When compared to other platforms, GCP is quite user friendly, and it also offers a 12-month free trial period before deciding on a subscription model (albeit you must supply all billing information beforehand). The disadvantage is that it can be difficult to set up for those with limited technical skills.
4. IBM Cloud
IBM Cloud is a set of cloud computing services for businesses supplied by IBM, a multinational information chevalier. Platform as a service (PaaS) and infrastructure as a service (IaaS) are combined in this service. Both small development teams and organizations, as well as huge commercial corporations, can use the platform.
It’s been installed in data centers all over the world. While it may not be as well-known as its main competitors, IBM Cloud is a good cloud platform with many features that will allow you to use it with less problems than other platforms, and it can also provide you with more features than its competitors.
Without any specific disadvantages, the advantages of using IBM Cloud include a fully adjustable interface, a collection of pre-configured tools, and a set of essential management tools that make it simple to use.
5. Oracle Cloud
Oracle Cloud is a cloud computing service provided by Oracle Corporation, which offers servers, storage, networking, applications, and services via a global network of Oracle Corporation-managed data centers. These services can be provided on demand via the Internet, according to the company.
Infrastructure as a service (IaaS), platform as a service (PaaS), software as a service (SaaS), and data as a service (DaaS) are all available on Oracle Cloud. These services are used to create, launch, integrate, and enhance cloud-based applications. This platform is excellent because it supports a wide range of open standards (SQL, HTML5, REST, and others), open-source apps, and a number of programming languages, databases, tools, and frameworks, including Oracle-specific, Open Source, and third-party software and systems.
Oracle Cloud offers excellent architecture and a free tier, which are significant benefits over the competition, but it is not ideal for small organizations, which is its primary disadvantage.
Other Cloud Platforms
Of course, these are not the only cloud platforms available; nonetheless, they are the best, most well-known, and easiest to use, which is why we have examined them in this post. But, if you are dissatisfied with the above-mentioned items, here is a list of additional services to consider to see if they better suit your needs:
- Alibaba Cloud
- Cloud Linux
- Digital Reality
- FUJITSU Cloud
- NIWA Cloud
- Rackspace Managed Cloud
- Xen Cloud
This concludes our discussion of the subject for today.

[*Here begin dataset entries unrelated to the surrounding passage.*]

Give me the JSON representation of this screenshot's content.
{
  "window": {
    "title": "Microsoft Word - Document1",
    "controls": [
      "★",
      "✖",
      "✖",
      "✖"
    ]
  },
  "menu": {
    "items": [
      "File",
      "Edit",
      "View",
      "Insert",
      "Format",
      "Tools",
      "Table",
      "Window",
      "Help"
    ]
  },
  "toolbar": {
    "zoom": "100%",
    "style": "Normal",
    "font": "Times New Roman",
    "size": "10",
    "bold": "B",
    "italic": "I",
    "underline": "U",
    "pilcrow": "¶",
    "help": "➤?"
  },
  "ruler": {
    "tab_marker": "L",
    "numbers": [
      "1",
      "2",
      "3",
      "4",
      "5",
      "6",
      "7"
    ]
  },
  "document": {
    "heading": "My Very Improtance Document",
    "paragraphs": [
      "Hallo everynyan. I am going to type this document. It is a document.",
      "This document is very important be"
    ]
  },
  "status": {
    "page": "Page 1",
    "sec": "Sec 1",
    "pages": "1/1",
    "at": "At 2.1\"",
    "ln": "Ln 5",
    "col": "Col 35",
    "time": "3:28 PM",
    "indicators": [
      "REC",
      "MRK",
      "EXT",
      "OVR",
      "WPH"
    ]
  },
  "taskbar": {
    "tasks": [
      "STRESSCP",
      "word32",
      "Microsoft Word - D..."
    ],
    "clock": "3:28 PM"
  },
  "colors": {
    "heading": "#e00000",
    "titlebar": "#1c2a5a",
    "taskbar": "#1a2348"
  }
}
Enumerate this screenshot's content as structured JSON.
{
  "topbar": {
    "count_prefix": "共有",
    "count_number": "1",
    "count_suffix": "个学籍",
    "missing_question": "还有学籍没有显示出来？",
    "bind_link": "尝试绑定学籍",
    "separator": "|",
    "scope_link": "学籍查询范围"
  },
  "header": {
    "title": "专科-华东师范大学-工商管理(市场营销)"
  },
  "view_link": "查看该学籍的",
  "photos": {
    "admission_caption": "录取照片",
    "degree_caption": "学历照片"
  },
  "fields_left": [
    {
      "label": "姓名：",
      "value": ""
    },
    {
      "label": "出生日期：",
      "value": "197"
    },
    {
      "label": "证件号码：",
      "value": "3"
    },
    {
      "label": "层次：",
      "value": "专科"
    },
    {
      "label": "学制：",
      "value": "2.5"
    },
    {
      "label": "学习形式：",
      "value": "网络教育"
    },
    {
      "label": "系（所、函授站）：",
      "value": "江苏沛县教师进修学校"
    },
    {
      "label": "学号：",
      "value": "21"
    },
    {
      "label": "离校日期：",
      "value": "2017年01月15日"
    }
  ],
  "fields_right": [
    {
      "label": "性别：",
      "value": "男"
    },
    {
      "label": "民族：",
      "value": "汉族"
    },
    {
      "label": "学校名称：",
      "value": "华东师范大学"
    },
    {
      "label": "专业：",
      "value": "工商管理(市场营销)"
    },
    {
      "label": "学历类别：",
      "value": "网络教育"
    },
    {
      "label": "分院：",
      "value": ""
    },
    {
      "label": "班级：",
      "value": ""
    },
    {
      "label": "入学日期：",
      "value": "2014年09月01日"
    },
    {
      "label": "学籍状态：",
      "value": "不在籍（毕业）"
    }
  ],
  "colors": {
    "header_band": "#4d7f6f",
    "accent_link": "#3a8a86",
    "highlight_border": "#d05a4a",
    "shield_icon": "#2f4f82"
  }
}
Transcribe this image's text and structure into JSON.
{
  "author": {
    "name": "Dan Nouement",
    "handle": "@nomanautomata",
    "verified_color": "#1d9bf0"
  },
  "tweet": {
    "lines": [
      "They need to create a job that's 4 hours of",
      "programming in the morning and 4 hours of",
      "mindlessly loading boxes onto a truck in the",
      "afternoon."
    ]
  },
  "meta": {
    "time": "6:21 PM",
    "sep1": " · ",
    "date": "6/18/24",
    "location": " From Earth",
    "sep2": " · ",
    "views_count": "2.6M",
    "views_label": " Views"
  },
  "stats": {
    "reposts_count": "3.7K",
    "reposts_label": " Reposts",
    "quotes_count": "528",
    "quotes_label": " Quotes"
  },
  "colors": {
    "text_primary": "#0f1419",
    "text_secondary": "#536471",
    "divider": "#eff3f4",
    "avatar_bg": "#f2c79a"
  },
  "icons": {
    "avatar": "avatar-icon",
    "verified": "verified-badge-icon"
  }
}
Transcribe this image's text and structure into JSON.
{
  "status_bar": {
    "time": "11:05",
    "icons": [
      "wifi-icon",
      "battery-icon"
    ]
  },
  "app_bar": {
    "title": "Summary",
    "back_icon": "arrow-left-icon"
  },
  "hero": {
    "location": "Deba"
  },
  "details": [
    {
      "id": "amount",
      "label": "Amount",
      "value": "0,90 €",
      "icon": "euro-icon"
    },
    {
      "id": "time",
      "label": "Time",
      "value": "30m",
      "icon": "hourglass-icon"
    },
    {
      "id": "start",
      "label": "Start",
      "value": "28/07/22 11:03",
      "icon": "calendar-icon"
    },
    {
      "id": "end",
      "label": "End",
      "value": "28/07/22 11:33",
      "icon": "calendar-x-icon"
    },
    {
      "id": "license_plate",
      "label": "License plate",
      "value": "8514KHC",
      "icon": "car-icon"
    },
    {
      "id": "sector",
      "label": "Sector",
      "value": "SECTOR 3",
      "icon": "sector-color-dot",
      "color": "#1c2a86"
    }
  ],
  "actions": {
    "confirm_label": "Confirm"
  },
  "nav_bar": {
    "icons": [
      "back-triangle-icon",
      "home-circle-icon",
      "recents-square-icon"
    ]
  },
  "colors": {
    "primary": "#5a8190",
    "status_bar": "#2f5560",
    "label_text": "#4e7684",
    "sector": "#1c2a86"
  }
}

Keep following us for further updates and stay tuned for more of the same.